Data for this exercise
▽
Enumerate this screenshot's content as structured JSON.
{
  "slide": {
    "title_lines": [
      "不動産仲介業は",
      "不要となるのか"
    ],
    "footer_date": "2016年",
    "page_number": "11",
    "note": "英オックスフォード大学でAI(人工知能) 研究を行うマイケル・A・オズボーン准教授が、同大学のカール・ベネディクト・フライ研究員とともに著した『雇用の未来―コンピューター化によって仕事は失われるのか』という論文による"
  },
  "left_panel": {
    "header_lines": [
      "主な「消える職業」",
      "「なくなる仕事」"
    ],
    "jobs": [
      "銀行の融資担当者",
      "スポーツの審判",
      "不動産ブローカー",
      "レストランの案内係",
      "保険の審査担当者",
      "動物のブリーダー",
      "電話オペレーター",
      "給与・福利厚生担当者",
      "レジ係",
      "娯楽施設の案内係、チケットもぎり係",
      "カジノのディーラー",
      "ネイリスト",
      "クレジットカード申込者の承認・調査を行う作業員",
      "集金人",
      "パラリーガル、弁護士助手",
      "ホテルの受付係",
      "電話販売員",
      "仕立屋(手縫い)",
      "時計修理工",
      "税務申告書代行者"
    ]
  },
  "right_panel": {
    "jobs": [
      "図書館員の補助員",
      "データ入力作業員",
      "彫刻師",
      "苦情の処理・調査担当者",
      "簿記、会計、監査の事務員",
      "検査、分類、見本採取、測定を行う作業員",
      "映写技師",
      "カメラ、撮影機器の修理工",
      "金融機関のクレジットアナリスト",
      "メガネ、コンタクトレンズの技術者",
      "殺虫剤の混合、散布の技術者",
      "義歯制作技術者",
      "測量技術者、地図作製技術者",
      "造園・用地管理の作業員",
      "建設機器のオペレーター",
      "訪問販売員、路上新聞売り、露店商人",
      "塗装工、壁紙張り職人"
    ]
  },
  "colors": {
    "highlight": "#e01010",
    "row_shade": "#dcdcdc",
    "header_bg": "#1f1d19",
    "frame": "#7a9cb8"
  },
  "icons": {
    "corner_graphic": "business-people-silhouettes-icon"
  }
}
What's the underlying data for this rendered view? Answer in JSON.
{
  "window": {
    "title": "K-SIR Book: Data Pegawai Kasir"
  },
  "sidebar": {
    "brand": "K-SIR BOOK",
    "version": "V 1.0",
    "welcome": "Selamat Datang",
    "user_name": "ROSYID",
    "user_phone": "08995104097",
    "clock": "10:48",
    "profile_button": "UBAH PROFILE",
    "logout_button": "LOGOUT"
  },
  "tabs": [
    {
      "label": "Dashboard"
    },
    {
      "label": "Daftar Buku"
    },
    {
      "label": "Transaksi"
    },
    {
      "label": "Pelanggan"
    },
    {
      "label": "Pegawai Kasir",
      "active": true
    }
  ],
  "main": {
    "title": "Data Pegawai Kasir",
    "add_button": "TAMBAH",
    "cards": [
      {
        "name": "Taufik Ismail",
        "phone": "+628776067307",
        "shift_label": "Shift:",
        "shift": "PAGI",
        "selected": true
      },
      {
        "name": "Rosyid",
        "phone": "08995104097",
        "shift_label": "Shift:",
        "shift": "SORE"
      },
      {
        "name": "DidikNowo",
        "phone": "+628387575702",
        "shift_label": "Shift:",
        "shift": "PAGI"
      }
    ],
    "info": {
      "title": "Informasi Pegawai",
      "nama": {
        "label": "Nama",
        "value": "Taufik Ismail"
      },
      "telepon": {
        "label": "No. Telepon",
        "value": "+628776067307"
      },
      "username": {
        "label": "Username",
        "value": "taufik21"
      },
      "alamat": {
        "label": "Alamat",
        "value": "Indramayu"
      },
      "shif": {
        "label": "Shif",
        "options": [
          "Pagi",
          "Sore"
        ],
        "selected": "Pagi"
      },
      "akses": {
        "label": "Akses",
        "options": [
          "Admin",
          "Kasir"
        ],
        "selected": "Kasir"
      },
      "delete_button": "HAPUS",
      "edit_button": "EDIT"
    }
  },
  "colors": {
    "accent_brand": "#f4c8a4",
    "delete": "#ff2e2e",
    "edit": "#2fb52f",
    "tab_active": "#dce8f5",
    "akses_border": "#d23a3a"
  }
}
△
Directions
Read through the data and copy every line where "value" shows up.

Task solution
        "value": "Taufik Ismail"
        "value": "+628776067307"
        "value": "taufik21"
        "value": "Indramayu"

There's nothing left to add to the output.